The reasons for their emigration to America can only be surmised. It could have been political, religious, or economic conditions that propelled them to our shores. Most likely it was a combination of factors. Whatever the reason, they left their home in Aarmuhle in the Prefecture of Interlaken, in the Canton of Berne, in Switzerland in the spring of 1832. Two months passed between the time they were issued their passport and the time they sailed for America. Another four months went by and Johannes B'hend purchased land for their new home in what is now Carroll County, Ohio. The hardships they endured during their travels must be left to the imagination. Suffice to say, it could not have been an easy journey.
The name of the ship on which they sailed is not known. Neither is it known at which port they finally arrived though the passport indicates that they were "bound for Baltimore". The passport, which in 1991 was in the possession of a grandson of Sophia Phend Ernest, daughter of Jacob Phend, tells us that they were natives of Aarmuhle which is an older name for the present-day city of Interlaken. It also states that they were going to the state of Ohio with the intention of settling there. This would seem to indicate that perhaps there was family or friends in Ohio.
Issued on April 3rd, 1832 the passport provides a brief description of Jean B'hend: He was fifty years old, was of average stature, five feet two inches in height. He had light hair, an open and frank countenance. He had light eyebrows, grey eyes, and a small roman nose. His mouth or lips were average. He had a round chin and a long face. There were no distinctive marks. His signature appears near the center left side of the document.
The back of the passport contains the seals and written remarks of the officials who endorsed the passport as he passed through their jurisdictions. Most of the remarks are illegible. In April 1832, he obtained the seal of the Ambassador of France in Switzerland. On June 11, 1832 there is a seal, then the words Vupour Baltimore... bound for Baltimore.

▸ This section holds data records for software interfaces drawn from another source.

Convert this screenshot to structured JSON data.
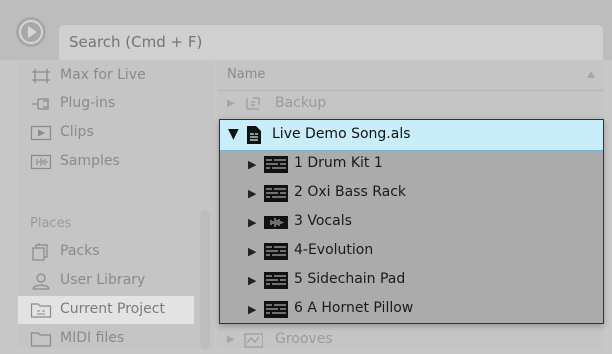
{
  "search": {
    "placeholder": "Search (Cmd + F)"
  },
  "sidebar": {
    "categories": [
      {
        "label": "Max for Live",
        "icon": "max-for-live-icon"
      },
      {
        "label": "Plug-ins",
        "icon": "plug-in-icon"
      },
      {
        "label": "Clips",
        "icon": "clip-icon"
      },
      {
        "label": "Samples",
        "icon": "sample-icon"
      }
    ],
    "places_title": "Places",
    "places": [
      {
        "label": "Packs",
        "icon": "packs-icon"
      },
      {
        "label": "User Library",
        "icon": "user-icon"
      },
      {
        "label": "Current Project",
        "icon": "project-folder-icon",
        "selected": true
      },
      {
        "label": "MIDI files",
        "icon": "folder-icon"
      }
    ]
  },
  "content": {
    "column_header": "Name",
    "rows": [
      {
        "label": "Backup",
        "icon": "backup-icon"
      },
      {
        "label": "Grooves",
        "icon": "groove-icon"
      }
    ]
  },
  "popup": {
    "file": "Live Demo Song.als",
    "tracks": [
      {
        "label": "1 Drum Kit 1",
        "icon": "rack-icon"
      },
      {
        "label": "2 Oxi Bass Rack",
        "icon": "rack-icon"
      },
      {
        "label": "3 Vocals",
        "icon": "audio-track-icon"
      },
      {
        "label": "4-Evolution",
        "icon": "rack-icon"
      },
      {
        "label": "5 Sidechain Pad",
        "icon": "rack-icon"
      },
      {
        "label": "6 A Hornet Pillow",
        "icon": "rack-icon"
      }
    ]
  },
  "colors": {
    "selection": "#c9eefa",
    "popup_bg": "#ababab",
    "panel_bg": "#c5c5c5"
  }
}
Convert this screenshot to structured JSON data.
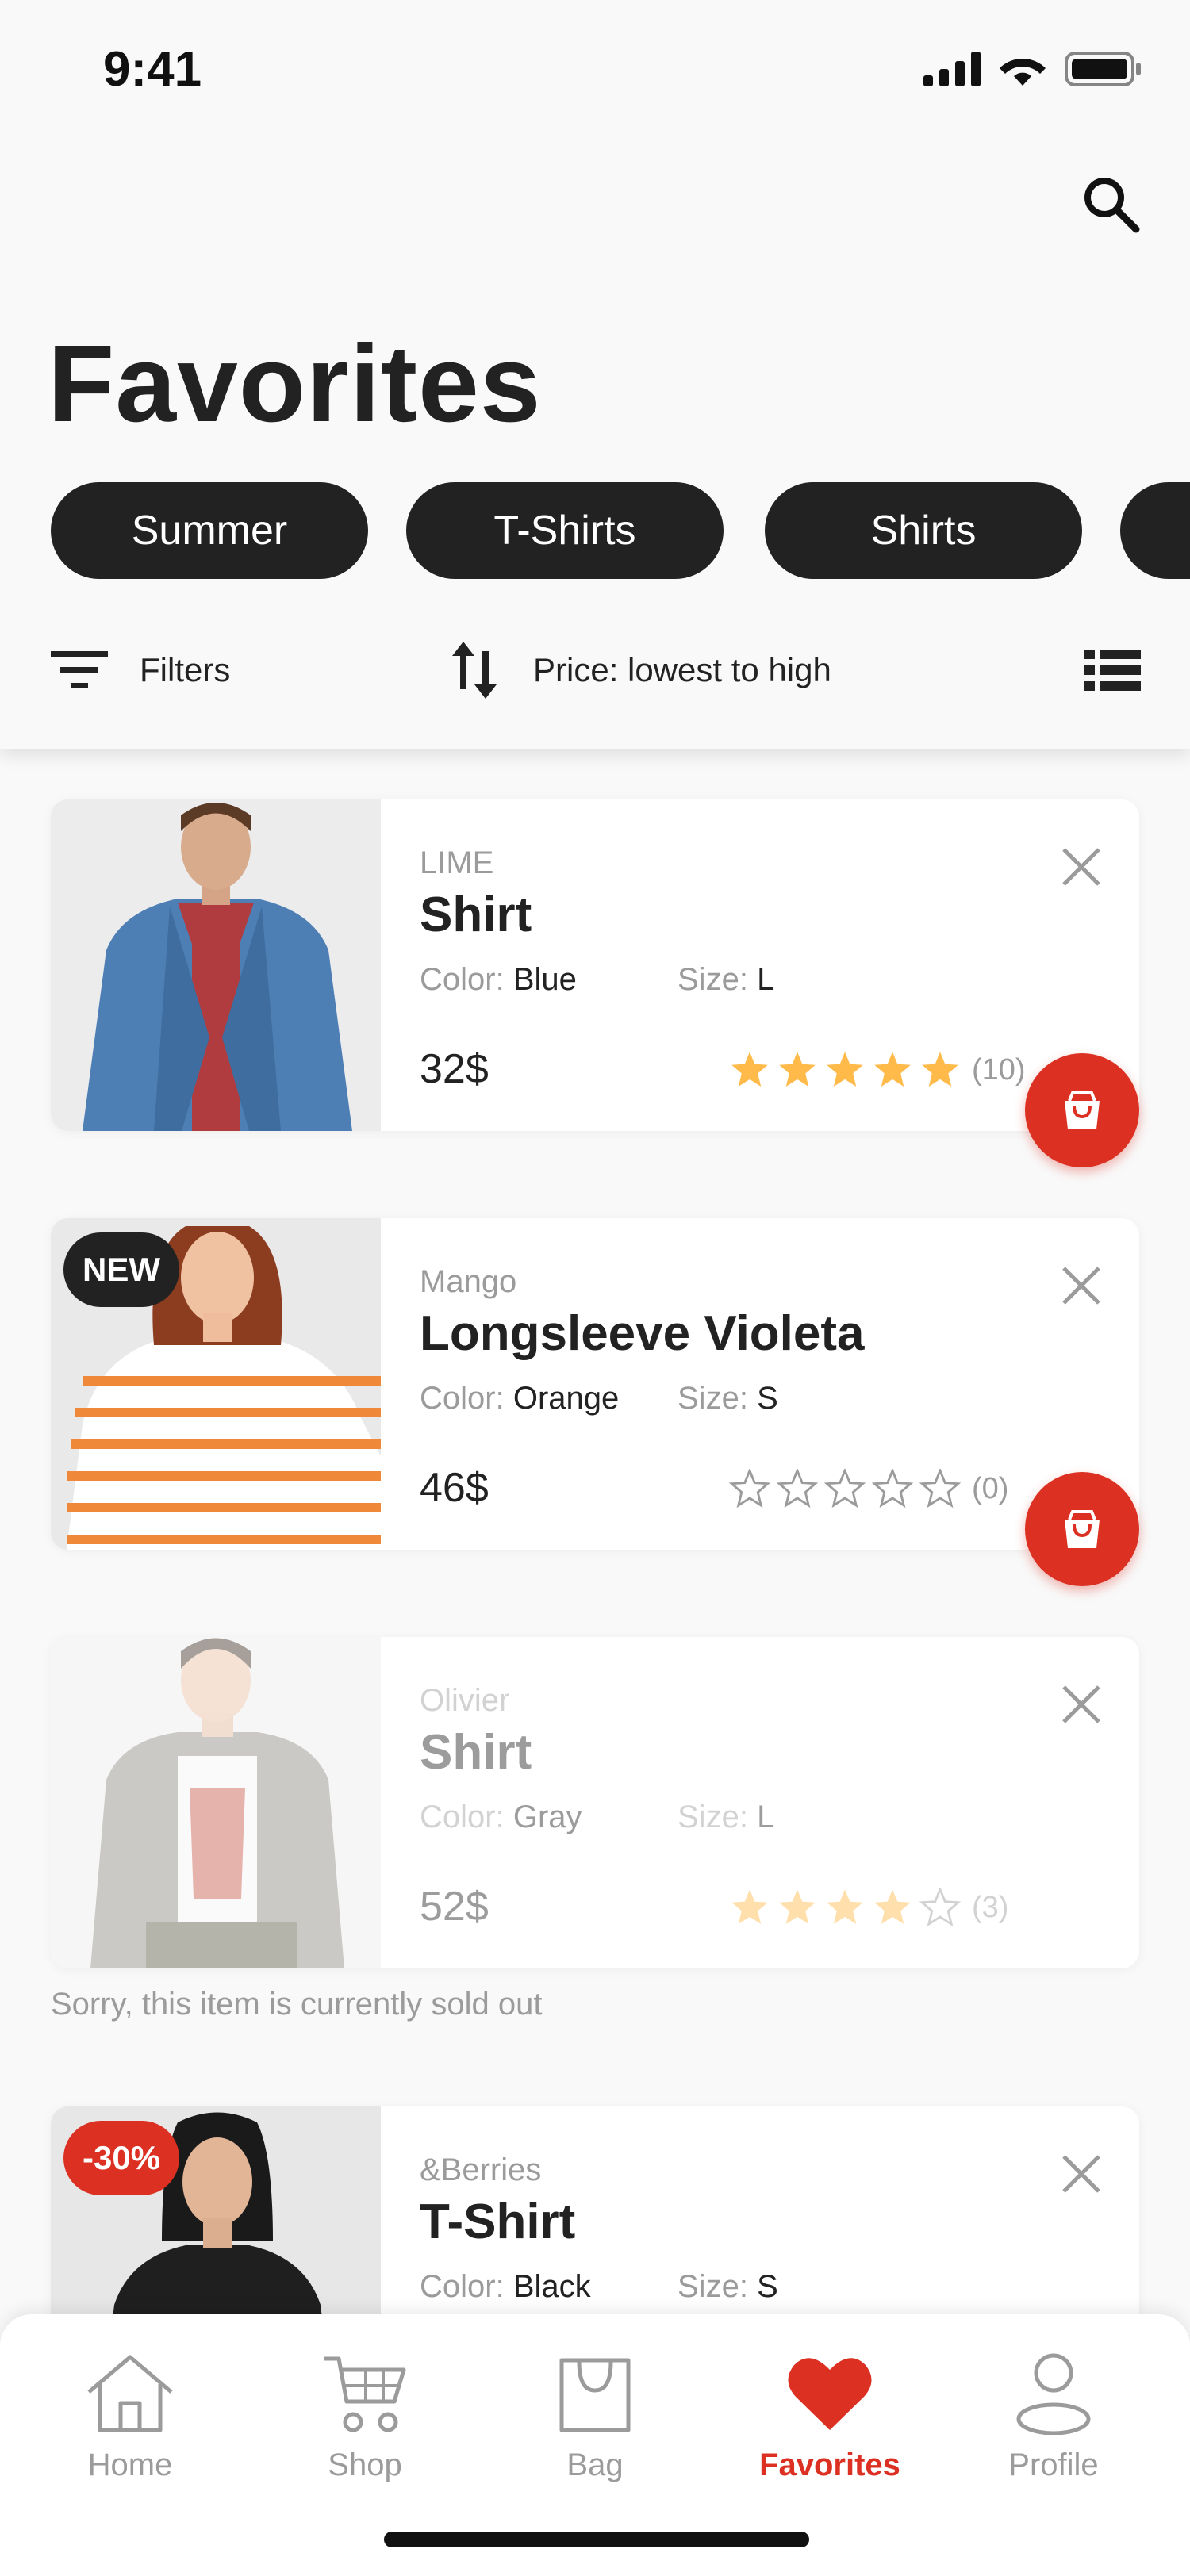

We do not know exactly when they arrived in America. I have not found them on the Baltimore passenger lists. But upon arrival, they traveled to Stark County, Ohio and on October 3, 1832 John Phend purchased land there from Christian and Susanah Best paying $420 for 80 acres in the NE 1/4 Section 6 Township 16 Range 4 (Recorded in Deed Book J page 669). The section of land in which they settled became a part of Carroll County which was formed in 1833.
The next record we have of John Phend is in May 1836 when he declared his intentions to become a citizen of the United States. The record is on file at Carroll County, Ohio in the Common Pleas Journal "A" page 211.
"John Phend, an alien came in to Court and filed his report agreeable to law thereupon the said John Phend did in open Court on solemn oath declare that it was his bonafide intention to become a Citizen of the United States and to renounce and abjure all alegiance and fidelity to any foreign prince potentate State or Sovernignty whatever particularly the Republic of Switzerland."Two years later, as recorded in Common Pleas Journal "A" page 492 in April 1838, John Phend became a United States citizen.
"John Phend, an alien came in to court and made application to become a Citizen of the United States and it appearing to the satisfaction of the Court here that more than two years ago the applicant did in the Court of Common Pleas of this County file his report and declare his intention agreeably to law, and it appearing from the testimony of Isaac Mofly a Citizen of the United States that the applicant has resided within the limits and under the jurisdiction of the United States for the five years last past one of which within the State of Ohio, that during that time he behaved as a man of good moral character attached to the principles of the Constitution of the United States and well disposed to the good order and happiness of the same, the Court require and the said John Phend now doth in open Court on Solemn oath declare that he will Support the Constitution of the United States and well disposed to the good order and happiness of the same, the Court require and the said John Phend now doth in open Court on Solemn oath declare that he will Support the Constitution of the United States and now doth absolutely and entirely renounce and abjure all alegiance and fidelity to any foreign prince potentate State or Soverignty whatever particularly the Republic of Switzerland."
John Phend and his wife, Susanna, sold their land in Carroll County, Ohio on August 18, 1849. In November of that year, their son Jacob had purchased land in Taylor township, Greene county, Indiana near where his half-sister, Barbara Phend Feutz, and half-brother, John Phend, had settled. Their other daughter Margaret Phend Weiss remained in Ohio, settling in nearby Holmes County. It is at this point (1849) that John and Susanna seem to have disappeared. All of their children were located in the census records for 1850 but no record of John and Susanna has yet been found for that year. John and Susanna were not listed with any of the children.
Records in the possession of another grandson of Sophia Ernest, daughter of Jacob Phend, indicated that when Jacob moved to Marshall county in 1852 his parents, John and Susanna, lived near them. These records also give the dates of death for both John and Susanna and state that they are buried at Hepton Union Cemetery in Scott township, Kosciusko county, Indiana. A small, very worn, illegible gravemarker was located near Jacob's, but it is not known if it is that of John and Susanna. According to those family records John died on December 22, 1859 and Susanna on September 9, 1856.